**What the task requires:**
Of all the lines in the material, count those containing the string "JSON" and write only the resulting number.

**Exercise material:**
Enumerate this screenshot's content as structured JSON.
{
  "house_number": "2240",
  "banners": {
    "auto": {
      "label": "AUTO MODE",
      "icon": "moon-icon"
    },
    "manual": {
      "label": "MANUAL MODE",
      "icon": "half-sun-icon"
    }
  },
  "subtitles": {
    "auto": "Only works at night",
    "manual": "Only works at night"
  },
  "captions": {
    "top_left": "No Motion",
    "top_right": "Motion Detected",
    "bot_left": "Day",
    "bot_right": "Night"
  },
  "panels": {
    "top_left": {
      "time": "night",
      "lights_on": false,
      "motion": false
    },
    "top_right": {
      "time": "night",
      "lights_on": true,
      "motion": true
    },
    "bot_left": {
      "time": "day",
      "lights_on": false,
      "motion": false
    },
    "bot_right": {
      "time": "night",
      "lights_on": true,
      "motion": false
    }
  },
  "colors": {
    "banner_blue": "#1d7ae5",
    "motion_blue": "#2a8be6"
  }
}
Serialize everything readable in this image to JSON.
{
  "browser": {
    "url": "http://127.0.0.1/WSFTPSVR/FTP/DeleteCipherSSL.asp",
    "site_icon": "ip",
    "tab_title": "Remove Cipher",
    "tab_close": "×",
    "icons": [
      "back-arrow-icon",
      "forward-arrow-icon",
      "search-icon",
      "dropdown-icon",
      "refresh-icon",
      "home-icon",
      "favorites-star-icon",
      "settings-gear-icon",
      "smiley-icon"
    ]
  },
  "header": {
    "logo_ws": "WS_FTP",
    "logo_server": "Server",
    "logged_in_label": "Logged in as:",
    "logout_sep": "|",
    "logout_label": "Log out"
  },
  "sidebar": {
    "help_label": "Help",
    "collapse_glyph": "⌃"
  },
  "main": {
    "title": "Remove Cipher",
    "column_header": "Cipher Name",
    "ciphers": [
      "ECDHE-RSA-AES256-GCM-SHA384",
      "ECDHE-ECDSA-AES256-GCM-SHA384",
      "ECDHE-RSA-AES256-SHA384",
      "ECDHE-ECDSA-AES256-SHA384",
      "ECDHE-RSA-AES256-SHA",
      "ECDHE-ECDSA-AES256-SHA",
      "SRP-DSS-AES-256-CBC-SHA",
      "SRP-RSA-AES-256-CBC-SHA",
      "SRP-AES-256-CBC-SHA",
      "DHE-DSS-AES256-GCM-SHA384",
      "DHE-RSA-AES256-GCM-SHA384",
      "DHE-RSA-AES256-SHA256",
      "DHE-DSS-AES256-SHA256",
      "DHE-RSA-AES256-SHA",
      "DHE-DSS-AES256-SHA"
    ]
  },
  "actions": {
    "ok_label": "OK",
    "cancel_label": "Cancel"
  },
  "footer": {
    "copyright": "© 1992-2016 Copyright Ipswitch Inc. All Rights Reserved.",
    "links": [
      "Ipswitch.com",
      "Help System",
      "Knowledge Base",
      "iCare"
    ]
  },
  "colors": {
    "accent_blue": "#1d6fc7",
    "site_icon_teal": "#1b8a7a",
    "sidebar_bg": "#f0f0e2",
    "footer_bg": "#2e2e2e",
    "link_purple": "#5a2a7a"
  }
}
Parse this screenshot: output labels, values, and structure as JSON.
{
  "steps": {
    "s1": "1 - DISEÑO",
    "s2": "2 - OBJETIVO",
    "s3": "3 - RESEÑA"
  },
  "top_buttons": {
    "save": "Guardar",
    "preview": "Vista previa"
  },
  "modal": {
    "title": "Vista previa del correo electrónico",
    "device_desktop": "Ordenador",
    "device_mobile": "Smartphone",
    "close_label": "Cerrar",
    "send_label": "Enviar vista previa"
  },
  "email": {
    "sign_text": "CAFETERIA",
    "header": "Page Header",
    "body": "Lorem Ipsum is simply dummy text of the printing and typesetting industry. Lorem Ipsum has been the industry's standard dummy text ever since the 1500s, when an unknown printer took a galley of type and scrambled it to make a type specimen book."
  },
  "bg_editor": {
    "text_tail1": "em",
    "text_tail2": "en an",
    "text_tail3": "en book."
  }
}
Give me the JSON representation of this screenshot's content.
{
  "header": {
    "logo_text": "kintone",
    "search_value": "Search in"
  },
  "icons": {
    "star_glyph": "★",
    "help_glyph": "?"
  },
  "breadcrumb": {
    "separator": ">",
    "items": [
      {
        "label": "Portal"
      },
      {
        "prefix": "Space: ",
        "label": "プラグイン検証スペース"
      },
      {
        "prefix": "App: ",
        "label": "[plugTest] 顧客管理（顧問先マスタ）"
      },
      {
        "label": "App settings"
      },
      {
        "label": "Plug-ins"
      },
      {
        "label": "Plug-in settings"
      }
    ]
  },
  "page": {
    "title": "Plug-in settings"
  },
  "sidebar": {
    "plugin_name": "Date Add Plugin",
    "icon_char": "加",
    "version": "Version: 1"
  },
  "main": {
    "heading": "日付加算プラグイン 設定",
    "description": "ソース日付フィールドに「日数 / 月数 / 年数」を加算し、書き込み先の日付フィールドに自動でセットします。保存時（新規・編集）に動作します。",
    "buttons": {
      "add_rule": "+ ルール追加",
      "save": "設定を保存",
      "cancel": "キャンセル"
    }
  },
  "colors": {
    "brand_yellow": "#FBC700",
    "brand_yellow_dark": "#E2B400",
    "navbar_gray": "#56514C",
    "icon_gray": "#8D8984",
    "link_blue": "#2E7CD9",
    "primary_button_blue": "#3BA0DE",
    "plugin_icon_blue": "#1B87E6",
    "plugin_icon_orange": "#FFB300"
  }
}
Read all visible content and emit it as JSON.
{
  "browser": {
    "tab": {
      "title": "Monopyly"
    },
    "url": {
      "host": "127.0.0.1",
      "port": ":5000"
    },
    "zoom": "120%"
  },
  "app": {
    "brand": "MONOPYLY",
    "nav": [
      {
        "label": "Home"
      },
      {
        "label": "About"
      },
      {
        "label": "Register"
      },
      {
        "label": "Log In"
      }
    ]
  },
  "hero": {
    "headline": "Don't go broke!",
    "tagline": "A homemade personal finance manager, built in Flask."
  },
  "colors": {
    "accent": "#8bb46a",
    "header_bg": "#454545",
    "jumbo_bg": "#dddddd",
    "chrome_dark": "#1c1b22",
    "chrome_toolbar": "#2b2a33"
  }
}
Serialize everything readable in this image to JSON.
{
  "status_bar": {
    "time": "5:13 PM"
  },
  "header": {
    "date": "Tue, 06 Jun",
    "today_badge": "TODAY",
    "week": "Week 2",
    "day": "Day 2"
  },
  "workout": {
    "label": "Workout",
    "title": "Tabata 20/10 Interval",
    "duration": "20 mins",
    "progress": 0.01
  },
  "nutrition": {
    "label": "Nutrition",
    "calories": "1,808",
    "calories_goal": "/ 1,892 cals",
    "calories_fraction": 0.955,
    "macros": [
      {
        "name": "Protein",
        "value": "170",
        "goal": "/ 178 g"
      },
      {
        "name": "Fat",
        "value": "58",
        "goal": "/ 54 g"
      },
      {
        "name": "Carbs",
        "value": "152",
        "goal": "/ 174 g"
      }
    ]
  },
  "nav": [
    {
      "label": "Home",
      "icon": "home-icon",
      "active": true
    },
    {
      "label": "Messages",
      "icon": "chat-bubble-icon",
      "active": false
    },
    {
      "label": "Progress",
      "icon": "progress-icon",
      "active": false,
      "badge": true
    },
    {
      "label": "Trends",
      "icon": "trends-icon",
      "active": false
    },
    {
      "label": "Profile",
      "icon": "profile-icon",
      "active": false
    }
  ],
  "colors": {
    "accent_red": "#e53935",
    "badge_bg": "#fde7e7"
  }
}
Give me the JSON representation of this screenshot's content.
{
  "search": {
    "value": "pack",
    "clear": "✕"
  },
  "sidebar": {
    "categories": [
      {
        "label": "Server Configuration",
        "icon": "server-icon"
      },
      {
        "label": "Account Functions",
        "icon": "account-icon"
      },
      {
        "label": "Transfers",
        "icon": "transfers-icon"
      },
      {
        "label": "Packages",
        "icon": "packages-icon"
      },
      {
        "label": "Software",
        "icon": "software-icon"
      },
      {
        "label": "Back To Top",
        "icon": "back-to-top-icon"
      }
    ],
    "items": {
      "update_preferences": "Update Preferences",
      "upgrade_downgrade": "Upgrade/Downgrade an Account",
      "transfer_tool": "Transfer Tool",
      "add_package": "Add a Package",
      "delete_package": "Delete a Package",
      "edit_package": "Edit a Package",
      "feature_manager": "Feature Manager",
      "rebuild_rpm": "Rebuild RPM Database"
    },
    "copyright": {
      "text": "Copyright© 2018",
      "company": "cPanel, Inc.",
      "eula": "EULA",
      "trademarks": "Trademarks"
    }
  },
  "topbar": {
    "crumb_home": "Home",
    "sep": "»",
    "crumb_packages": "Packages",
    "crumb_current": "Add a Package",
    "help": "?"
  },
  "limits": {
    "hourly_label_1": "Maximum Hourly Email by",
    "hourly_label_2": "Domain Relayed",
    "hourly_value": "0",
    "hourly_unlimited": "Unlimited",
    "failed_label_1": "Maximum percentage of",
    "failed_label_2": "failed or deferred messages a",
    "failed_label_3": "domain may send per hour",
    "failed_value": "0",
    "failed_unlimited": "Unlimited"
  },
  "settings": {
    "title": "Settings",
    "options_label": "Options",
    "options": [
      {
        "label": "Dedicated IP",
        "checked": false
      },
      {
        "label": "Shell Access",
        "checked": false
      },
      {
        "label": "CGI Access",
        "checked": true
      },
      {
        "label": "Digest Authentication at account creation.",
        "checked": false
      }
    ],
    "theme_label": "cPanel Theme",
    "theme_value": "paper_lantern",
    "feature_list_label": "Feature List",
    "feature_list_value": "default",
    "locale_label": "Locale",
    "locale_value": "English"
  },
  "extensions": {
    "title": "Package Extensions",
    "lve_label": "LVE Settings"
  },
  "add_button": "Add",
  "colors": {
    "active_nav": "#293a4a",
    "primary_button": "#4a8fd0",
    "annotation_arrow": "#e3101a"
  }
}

**Expected output:**
7